Au Revoir, Robin!
Amidst all these off-field issues, the team really struggled on the field in the initial phase. The focus while recruitment was to assemble a young and fit squad. Apart from a 34-year-old Denson Devadas and 30-year-old Karanjit Singh, most of the first team players were well under 30.
But their form remained woeful with just four points in the initial five games. Two more defeats to Shillong Lajong and East Bengal later, coach Robin Charles Raja found himself unceremoniously sacked. More than the results, it was also his decision to stick to his foreign imports rather than the local players which irked the management.
With results failing to improve and the management feeling their philosophies were being compromised, Robin Charles’ time was brought to an end, quite harshly, and in came V Soundararajan, who was managing in the local Chennai Football Association (CFA) senior division league.
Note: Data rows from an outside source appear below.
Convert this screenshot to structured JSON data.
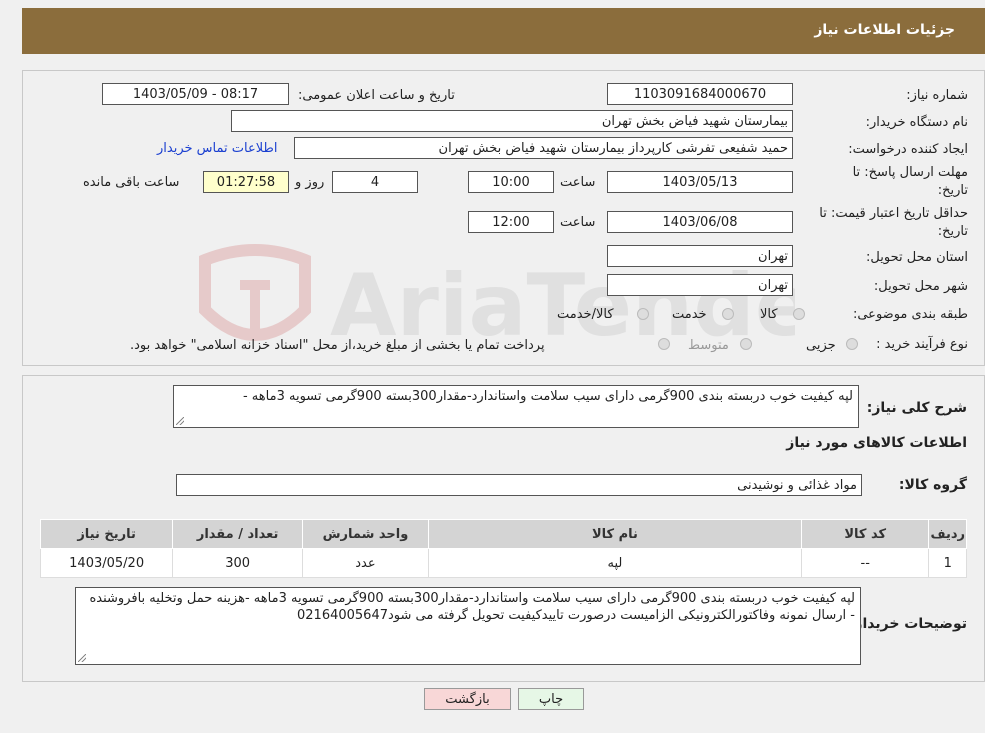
{
  "header": {
    "title": "جزئیات اطلاعات نیاز"
  },
  "form": {
    "need_number_label": "شماره نیاز:",
    "need_number": "1103091684000670",
    "announce_label": "تاریخ و ساعت اعلان عمومی:",
    "announce_value": "1403/05/09 - 08:17",
    "buyer_org_label": "نام دستگاه خریدار:",
    "buyer_org": "بیمارستان شهید فیاض بخش تهران",
    "creator_label": "ایجاد کننده درخواست:",
    "creator": "حمید شفیعی تفرشی کارپرداز بیمارستان شهید فیاض بخش تهران",
    "contact_link": "اطلاعات تماس خریدار",
    "deadline_label_1": "مهلت ارسال پاسخ: تا",
    "deadline_label_2": "تاریخ:",
    "deadline_date": "1403/05/13",
    "time_label": "ساعت",
    "deadline_time": "10:00",
    "days_value": "4",
    "days_label": "روز و",
    "remaining_time": "01:27:58",
    "remaining_label": "ساعت باقی مانده",
    "validity_label_1": "حداقل تاریخ اعتبار قیمت: تا",
    "validity_label_2": "تاریخ:",
    "validity_date": "1403/06/08",
    "validity_time": "12:00",
    "province_label": "استان محل تحویل:",
    "province": "تهران",
    "city_label": "شهر محل تحویل:",
    "city": "تهران",
    "category_label": "طبقه بندی موضوعی:",
    "category_options": [
      "کالا",
      "خدمت",
      "کالا/خدمت"
    ],
    "process_label": "نوع فرآیند خرید :",
    "process_options": [
      "جزیی",
      "متوسط"
    ],
    "process_note": "پرداخت تمام یا بخشی از مبلغ خرید،از محل \"اسناد خزانه اسلامی\" خواهد بود."
  },
  "summary": {
    "label": "شرح کلی نیاز:",
    "text": "لپه  کیفیت خوب دربسته بندی 900گرمی دارای سیب سلامت واستاندارد-مقدار300بسته 900گرمی تسویه 3ماهه -",
    "goods_info_title": "اطلاعات کالاهای مورد نیاز",
    "group_label": "گروه کالا:",
    "group_value": "مواد غذائی و نوشیدنی"
  },
  "table": {
    "headers": [
      "ردیف",
      "کد کالا",
      "نام کالا",
      "واحد شمارش",
      "تعداد / مقدار",
      "تاریخ نیاز"
    ],
    "rows": [
      [
        "1",
        "--",
        "لپه",
        "عدد",
        "300",
        "1403/05/20"
      ]
    ]
  },
  "buyer_notes": {
    "label": "توضیحات خریدار:",
    "text": "لپه کیفیت خوب دربسته بندی 900گرمی دارای سیب سلامت واستاندارد-مقدار300بسته 900گرمی تسویه 3ماهه -هزینه حمل وتخلیه بافروشنده -  ارسال نمونه وفاکتورالکترونیکی الزامیست درصورت تاییدکیفیت تحویل گرفته می شود02164005647"
  },
  "buttons": {
    "print": "چاپ",
    "back": "بازگشت"
  },
  "watermark_text": "AriaTender.neT",
  "colors": {
    "header_bg": "#8b6d3c",
    "back_btn_bg": "#f8d7d7",
    "print_btn_bg": "#e6f7e6"
  }
}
In keeping with the policy of exposing local players, the new coach blooded a couple of wingers from the local league - Edwin Vanspaul and Nandhakumar S who were incidentally scouted by Robin Charles Raja - and Nandha proved to be a revelation. He also benched Marcos Vinicius, who was berated publicly quite a few times and tried out several local players, namely Michael Regin and Michael Soosai Raj who are brothers incidentally and Raegan Albarnas.
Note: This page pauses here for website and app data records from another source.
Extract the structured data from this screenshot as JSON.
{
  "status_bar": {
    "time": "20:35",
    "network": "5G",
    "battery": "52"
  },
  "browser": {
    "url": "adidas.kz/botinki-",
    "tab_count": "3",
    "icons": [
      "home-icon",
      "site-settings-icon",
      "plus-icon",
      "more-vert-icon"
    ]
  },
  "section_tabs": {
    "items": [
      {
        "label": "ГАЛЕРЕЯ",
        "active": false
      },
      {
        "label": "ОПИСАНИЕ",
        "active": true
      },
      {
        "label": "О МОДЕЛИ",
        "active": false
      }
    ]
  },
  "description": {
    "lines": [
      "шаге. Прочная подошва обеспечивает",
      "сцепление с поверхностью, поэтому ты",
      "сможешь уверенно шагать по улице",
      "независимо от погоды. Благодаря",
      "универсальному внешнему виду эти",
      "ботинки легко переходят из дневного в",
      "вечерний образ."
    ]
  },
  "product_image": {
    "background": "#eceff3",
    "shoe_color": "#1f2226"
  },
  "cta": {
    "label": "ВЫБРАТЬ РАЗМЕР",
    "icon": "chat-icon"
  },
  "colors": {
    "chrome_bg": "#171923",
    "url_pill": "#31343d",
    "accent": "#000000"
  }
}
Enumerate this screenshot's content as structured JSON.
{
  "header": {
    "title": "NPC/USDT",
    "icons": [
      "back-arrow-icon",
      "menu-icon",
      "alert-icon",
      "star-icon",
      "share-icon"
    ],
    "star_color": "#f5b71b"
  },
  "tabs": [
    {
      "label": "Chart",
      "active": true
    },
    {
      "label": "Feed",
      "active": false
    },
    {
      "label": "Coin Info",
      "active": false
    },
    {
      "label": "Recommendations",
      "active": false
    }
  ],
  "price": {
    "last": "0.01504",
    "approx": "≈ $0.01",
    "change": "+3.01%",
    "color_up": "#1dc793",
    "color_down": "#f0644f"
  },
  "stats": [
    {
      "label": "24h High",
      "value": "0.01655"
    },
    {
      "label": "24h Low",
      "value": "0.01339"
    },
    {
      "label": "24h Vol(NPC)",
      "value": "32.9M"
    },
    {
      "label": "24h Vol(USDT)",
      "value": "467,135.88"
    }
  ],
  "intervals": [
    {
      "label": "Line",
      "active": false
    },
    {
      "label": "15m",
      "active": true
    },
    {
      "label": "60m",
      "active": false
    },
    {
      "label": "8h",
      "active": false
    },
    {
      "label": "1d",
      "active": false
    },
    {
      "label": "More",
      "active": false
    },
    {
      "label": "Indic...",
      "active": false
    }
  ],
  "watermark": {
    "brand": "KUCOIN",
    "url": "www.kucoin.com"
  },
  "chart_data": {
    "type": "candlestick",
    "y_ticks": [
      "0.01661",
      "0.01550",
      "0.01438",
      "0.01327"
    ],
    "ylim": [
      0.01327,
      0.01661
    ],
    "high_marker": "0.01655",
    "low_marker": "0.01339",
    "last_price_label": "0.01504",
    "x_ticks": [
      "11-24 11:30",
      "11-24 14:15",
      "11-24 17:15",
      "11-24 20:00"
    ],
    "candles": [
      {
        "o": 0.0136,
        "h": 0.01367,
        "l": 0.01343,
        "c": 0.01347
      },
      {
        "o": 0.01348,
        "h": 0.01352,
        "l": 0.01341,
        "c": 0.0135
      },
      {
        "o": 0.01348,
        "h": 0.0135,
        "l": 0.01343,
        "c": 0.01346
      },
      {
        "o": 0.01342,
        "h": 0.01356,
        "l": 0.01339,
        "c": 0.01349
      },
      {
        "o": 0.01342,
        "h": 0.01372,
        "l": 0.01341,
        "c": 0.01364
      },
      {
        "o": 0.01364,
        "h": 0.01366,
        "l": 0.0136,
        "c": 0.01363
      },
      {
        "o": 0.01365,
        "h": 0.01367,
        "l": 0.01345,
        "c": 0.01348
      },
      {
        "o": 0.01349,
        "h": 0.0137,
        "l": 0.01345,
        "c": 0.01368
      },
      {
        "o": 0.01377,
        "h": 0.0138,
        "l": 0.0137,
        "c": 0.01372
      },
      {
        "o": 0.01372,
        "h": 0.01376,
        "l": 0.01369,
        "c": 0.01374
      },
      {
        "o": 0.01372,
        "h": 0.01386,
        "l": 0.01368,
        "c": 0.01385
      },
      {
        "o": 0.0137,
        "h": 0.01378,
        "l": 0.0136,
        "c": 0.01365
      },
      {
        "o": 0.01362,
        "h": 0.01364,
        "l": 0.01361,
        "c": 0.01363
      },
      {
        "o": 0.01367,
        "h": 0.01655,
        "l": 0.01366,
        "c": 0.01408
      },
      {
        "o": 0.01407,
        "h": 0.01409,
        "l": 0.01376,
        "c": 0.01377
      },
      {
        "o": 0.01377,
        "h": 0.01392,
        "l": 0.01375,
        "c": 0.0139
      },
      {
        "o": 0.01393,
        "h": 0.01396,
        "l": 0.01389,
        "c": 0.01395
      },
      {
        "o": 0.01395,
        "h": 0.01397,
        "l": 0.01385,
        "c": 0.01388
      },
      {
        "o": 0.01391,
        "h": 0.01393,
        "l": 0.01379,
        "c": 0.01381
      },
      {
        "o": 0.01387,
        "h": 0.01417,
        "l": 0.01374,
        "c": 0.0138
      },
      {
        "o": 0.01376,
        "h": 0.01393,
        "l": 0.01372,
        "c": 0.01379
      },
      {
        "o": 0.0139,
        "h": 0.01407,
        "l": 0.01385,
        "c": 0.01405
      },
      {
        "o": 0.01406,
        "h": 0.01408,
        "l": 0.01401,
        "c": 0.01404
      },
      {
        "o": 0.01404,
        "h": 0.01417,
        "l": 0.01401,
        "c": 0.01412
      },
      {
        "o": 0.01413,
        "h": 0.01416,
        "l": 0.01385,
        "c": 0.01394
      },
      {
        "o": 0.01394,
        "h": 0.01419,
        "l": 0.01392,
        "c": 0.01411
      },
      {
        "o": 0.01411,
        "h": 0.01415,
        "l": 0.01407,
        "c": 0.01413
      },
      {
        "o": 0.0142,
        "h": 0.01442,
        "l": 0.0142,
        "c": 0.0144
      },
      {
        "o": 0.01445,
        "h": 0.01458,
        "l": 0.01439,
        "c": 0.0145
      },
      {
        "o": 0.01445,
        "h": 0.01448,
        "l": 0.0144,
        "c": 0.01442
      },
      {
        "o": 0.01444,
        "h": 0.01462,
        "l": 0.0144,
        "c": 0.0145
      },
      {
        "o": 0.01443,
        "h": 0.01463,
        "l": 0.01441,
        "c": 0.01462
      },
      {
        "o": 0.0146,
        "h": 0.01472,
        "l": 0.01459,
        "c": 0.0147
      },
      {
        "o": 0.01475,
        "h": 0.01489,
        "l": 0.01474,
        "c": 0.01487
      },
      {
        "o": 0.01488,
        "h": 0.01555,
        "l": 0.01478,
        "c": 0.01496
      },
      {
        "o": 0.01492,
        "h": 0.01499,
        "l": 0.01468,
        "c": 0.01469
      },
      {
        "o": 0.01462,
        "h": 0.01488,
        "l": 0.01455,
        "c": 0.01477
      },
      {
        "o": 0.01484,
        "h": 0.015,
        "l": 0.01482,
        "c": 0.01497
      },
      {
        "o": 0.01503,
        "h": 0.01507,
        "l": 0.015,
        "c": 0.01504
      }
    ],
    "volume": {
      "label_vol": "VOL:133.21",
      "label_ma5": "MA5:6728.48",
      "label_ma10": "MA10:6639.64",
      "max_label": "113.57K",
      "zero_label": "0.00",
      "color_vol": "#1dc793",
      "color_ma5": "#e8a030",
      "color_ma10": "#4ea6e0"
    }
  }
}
Being the first side from Tamil Nadu to play in the country’s top-flight since Indian Bank in 2004, there was a definite attempt to uphold the Tamil pride which was evident in the way the team dedicated the season to the former Chief Minister J. Jayalalithaa, fondly called ‘Amma’, who passed away in December 2016.
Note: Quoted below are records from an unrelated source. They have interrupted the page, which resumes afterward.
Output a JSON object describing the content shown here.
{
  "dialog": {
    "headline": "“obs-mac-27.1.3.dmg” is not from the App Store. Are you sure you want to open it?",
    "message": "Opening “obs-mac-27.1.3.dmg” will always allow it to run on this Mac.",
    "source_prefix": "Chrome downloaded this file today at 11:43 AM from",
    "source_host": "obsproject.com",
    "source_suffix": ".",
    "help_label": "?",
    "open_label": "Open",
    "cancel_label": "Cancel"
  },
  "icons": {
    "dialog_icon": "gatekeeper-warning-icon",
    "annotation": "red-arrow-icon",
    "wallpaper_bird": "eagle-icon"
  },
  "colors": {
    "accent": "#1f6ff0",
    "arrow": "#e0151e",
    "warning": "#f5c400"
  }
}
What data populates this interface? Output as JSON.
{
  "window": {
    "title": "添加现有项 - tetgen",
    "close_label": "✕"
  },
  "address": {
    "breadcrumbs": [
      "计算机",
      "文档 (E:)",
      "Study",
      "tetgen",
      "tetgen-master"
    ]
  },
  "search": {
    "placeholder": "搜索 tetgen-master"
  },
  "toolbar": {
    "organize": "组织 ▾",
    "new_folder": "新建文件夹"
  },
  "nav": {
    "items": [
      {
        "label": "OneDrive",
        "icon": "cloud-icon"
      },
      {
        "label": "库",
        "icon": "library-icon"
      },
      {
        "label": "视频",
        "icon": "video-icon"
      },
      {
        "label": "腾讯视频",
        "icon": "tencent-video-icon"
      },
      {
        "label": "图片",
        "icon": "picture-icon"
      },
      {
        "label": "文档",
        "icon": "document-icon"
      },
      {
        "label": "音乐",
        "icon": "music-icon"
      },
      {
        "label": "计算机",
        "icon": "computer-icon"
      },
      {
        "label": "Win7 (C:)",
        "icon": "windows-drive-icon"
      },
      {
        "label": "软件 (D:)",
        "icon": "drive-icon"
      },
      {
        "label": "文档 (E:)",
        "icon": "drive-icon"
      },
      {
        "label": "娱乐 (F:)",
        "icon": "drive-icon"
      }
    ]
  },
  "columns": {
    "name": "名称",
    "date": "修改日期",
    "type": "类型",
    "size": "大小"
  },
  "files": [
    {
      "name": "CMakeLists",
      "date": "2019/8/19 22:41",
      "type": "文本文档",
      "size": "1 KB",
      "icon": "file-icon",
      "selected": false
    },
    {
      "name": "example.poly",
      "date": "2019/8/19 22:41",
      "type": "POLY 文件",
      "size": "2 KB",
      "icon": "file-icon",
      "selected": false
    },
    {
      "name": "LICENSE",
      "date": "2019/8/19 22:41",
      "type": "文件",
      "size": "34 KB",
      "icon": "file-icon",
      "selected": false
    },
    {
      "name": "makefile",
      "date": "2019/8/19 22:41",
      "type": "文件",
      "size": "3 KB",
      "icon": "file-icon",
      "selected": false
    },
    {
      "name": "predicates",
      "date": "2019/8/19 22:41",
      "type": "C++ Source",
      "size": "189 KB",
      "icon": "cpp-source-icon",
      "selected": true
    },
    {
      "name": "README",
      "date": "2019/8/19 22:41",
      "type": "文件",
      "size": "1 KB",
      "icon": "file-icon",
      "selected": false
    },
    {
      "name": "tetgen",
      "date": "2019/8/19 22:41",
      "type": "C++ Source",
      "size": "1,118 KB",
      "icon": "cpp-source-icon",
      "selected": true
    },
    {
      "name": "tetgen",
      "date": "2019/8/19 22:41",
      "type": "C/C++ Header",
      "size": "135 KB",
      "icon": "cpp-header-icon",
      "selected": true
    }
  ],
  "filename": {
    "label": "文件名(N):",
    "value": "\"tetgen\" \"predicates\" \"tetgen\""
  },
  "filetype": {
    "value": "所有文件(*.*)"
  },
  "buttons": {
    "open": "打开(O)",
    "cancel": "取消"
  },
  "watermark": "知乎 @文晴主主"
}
They also expressed solidarity with the ‘Jallikattu’ protests which flared up all over the state in January, demanding that the bull-taming sport be legalised again, as they looked to strike a chord with the local fans.
A tactical tweak and a big scalp
Soundararajan implemented a 4-4-1-1 which in reality was a 4-5-1 with Charles doing all the running up front. The results improved, but not dramatically, though an easier run of fixtures did help him early on. But they became a tough team to defeat at home, evidenced by the two wins and three draws they picked up in six home games under Soundararajan.
But up until their final two home games, against Bengaluru FC and East Bengal, the team had not produced an eye-catching result, which was dearly wanted by those in the echelons of power.
“Considering the time that we have been given we most certainly are doing our best to put up a competitive squad which I am sure will put up a good fight and on the way hopefully make few upsets,” Vikram Murali had told Goal back in December.
It would come - first a draw against the defending champions and in the last home match of the season, an opportunistic but crucial win against East Bengal. More heartening was the fact that at times the chants of the loud travelling East Bengal fans were drowned out by a not-so-large but enthusiastic home support.
The season began with plenty of obstacles but Chennai City have soldiered on and now have ended their home season with the proverbial BANG. Though the team could still end finishing at the bottom (insulated from relegation of course), there is a quiet satisfaction among the team management with how their home season panned out.